“Delivery Agile” versus Value Management

When the backlog becomes a passive reservoir like this, it disconnects the team from the customer and stakeholders. The team becomes code-centric and obsessed with what Felipe Castro has termed output or “delivery agile” [Felipe Castro OKRs and Agile: Stop Waterfall Goals]. They may have great velocity and even a high SAY/DO ratio. Yet all the customer sees are delays and products that do not satisfy their needs or are even fit for purpose. While each functional silo in this delivery system may satisfy and even improve their KPIs, delays, hand-offs, and slow feedback impede flow across the silos to the customer.

Despite their Lean engineering prowess, even vaunted Toyota suffered massive economic consequences from a broken value stream like this. You can read more about Toyota’s broken value stream in a blog post here [ An Overlooked Lesson from Toyota].

You can learn more about the problems with our traditional model of backlog management in Chapter 1 of The Rock Crusher: A Model for Flow Based Backlog Management.

How Does the Rock Crusher Solve this Problem?

Agile grew up, and now so does our model of backlog management. The Rock Crusher is an integration of patterns of practices we have observed where teams restored the backlog from a passive reservoir of requirements back to a tool for active value management. Value is created when we have flow across the functional silos. The backlog should not be a buffer between silos.

How does the Rock Crusher model enable this? The Rock Crusher is a model for flow based backlog management.

The traditional way we sketch our backlog shows what is essentially a container that is only opened at the top. There cannot be flow through what is essentially a closed pipe. So to create a visual metaphor emphasizing flow we open the backlog at both ends. New ideas pour in from the top and valuable work flows out through the bottom.

Next, we visually acknowledge an organization will have far more ideas and work than it can deliver on. So, we turn our pipe into a funnel.

If we have more ideas than the capacity to deliver, then we need to drain away or discard the excess; otherwise, our system will be overwhelmed and flooded. A flooded system becomes a reservoir again and indicates the inability to determine what is really valuable. The waste gate to paraphrase Michael Porter, highlights how value management is very much about “... deciding what not to do

Many of us who are familiar with Lean often view flow through a value stream as the smooth transfer of work and knowledge from one step to another.
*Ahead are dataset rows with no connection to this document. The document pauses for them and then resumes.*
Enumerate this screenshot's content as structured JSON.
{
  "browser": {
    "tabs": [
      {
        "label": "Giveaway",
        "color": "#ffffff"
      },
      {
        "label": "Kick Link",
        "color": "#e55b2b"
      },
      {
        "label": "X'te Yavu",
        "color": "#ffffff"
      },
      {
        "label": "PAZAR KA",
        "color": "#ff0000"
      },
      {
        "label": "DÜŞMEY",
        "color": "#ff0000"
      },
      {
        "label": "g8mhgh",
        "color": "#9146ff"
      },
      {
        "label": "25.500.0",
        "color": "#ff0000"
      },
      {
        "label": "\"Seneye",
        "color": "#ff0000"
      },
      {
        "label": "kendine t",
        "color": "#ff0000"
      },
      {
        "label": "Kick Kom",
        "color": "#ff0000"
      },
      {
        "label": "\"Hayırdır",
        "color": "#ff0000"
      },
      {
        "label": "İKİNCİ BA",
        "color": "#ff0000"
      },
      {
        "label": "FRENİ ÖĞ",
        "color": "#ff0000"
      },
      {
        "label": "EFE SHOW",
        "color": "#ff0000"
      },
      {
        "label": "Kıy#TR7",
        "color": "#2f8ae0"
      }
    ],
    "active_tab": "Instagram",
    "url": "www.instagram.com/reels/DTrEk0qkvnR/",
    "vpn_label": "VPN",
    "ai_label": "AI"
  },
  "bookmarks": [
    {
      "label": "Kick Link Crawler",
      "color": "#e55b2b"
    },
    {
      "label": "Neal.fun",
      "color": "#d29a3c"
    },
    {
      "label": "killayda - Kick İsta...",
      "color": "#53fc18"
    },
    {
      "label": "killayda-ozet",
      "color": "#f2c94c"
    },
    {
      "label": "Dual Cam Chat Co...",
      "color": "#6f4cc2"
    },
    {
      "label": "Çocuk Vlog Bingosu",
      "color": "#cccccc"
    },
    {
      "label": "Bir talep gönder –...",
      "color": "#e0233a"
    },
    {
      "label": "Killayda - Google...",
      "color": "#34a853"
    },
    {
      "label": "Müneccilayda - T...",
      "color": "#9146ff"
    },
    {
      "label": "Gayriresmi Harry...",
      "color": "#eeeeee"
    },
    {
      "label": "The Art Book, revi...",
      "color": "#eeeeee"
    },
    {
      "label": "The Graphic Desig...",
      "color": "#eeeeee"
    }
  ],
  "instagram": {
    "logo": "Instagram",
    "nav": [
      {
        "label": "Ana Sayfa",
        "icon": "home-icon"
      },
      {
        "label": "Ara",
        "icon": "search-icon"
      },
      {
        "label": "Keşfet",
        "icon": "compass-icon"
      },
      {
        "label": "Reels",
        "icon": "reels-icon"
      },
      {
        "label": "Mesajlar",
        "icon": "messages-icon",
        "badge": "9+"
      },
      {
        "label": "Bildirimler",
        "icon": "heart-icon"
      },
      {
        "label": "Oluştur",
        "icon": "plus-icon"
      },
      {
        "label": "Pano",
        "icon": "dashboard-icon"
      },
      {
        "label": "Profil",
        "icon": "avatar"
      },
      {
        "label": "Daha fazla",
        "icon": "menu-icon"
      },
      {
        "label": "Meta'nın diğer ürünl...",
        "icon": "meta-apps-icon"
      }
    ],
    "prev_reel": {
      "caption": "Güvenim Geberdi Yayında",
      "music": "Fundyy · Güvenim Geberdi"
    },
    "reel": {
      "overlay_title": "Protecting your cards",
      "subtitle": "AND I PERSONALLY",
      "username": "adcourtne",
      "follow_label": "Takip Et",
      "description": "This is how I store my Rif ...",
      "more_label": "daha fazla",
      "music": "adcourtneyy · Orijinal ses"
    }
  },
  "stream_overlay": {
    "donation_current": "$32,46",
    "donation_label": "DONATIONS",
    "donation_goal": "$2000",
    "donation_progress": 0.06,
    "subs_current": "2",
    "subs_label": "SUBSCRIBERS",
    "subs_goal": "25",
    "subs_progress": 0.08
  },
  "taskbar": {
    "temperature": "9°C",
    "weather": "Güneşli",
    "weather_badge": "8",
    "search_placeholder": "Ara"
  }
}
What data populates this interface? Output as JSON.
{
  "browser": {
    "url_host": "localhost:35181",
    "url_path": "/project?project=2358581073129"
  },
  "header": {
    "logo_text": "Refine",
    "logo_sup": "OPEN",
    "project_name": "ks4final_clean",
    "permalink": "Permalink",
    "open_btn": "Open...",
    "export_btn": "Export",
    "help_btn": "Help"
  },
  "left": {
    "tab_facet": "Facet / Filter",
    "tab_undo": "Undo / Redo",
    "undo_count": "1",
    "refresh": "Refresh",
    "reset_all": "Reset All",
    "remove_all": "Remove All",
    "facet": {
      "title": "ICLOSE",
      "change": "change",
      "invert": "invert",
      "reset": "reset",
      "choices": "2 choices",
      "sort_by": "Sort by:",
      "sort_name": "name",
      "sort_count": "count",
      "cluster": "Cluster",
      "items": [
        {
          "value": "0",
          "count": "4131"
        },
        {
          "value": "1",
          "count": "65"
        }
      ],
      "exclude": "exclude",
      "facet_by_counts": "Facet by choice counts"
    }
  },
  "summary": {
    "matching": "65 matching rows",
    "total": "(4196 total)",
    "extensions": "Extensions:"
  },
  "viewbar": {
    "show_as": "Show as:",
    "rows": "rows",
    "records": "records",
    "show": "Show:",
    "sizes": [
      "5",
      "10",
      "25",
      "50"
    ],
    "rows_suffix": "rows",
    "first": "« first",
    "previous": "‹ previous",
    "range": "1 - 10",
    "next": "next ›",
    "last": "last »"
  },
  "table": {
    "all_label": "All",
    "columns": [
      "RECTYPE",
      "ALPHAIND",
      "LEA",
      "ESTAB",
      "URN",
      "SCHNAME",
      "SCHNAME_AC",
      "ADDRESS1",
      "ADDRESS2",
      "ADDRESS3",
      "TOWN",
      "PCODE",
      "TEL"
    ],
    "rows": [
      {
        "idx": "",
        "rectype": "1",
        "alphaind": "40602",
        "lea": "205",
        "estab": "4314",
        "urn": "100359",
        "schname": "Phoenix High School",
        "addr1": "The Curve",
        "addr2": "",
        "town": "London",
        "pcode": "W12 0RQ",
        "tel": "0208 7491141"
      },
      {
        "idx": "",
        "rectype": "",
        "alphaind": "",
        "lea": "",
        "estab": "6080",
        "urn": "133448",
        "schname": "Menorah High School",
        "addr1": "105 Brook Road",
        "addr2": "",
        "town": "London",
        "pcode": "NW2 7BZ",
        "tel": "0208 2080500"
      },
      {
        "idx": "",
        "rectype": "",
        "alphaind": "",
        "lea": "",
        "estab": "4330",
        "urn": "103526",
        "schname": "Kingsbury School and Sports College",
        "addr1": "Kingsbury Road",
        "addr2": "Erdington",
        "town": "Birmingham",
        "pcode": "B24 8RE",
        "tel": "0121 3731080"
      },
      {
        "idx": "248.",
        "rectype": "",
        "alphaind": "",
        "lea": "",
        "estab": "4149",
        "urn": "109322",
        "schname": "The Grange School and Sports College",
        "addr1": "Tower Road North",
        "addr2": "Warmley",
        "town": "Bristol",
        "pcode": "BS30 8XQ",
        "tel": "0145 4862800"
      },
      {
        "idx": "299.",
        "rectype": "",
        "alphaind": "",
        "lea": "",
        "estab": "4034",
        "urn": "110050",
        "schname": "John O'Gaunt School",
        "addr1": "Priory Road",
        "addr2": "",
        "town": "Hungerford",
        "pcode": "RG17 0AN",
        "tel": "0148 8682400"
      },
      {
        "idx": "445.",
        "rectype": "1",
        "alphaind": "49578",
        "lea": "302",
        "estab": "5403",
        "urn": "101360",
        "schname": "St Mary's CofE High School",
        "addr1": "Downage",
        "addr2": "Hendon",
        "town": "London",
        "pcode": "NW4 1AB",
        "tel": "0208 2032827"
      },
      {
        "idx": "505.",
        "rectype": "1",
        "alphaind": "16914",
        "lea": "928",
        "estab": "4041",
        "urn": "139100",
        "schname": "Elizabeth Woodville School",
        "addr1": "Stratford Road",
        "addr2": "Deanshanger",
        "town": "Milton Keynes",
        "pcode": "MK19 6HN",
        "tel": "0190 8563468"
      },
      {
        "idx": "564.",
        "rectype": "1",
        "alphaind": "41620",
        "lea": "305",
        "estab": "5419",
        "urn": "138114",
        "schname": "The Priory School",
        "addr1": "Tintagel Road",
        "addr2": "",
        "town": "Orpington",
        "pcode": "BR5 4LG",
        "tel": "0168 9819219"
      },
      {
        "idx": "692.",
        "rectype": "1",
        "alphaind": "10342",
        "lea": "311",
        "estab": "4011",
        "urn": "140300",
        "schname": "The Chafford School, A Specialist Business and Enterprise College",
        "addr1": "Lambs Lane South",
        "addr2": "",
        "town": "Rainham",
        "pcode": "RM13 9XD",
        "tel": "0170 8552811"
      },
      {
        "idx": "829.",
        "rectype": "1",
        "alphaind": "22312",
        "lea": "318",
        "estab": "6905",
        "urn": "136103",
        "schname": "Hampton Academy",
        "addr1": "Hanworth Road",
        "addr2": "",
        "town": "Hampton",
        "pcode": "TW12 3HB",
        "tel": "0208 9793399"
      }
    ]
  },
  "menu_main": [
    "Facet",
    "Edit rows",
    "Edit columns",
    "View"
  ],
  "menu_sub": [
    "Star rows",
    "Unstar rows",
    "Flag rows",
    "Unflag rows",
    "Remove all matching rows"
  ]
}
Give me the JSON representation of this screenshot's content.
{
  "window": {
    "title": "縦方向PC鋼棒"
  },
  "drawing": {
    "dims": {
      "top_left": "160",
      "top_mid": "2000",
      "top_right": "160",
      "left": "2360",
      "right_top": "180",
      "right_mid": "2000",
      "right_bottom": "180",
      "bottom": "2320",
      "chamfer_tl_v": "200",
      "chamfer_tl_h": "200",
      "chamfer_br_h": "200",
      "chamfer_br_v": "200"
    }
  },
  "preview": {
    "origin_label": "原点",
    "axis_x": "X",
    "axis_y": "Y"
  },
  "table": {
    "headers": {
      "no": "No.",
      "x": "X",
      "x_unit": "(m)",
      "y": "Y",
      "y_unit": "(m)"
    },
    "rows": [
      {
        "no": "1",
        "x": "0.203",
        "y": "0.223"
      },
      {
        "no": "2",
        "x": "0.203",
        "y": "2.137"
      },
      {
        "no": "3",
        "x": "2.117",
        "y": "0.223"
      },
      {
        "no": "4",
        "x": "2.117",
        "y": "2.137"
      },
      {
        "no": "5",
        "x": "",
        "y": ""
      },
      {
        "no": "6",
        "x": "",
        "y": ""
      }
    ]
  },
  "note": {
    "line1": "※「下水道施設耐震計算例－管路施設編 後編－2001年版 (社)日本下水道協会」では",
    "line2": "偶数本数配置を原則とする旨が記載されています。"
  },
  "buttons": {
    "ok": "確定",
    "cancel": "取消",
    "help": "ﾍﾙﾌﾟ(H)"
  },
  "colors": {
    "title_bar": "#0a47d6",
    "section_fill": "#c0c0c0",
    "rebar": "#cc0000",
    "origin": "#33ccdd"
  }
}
While that may be true for manufacturing, it is certainly not the case for product development. Product development, be it a product for sale, or an internal IT system, is about innovation. Doing something different. If we are not doing something different, then why are we bothering at all? In his seminal book “Product Development Flow” Donald Reinertsen writes:

Value cannot be created without variation

Donald Reinertsen, Product Development Flow

The reality is product development flow is turbulent. We have numerous ideas for features, some big, and some small. They arrive at random times, sometimes in waves. However, our team needs a smooth flow of valuable work. Value management then becomes the process of throttling and stabilizing that turbulent flow. Throttling means evaluating and removing less valuable work. Stabilizing means ranking the remaining work such that the team can pull work with minimum coordination delays and be working on the right things.

Finally, to really shift our mental image away from the backlog as a reservoir of requirements for a team, we have to shift the backlog from the left of the team to the center of the team.

When we draw the backlog to the left of the team, it implies the team is merely a consumer of work from the backlog rather than actively involved in backlog management.

The result Rock Crusher helps restore the backlog as a tool for value management.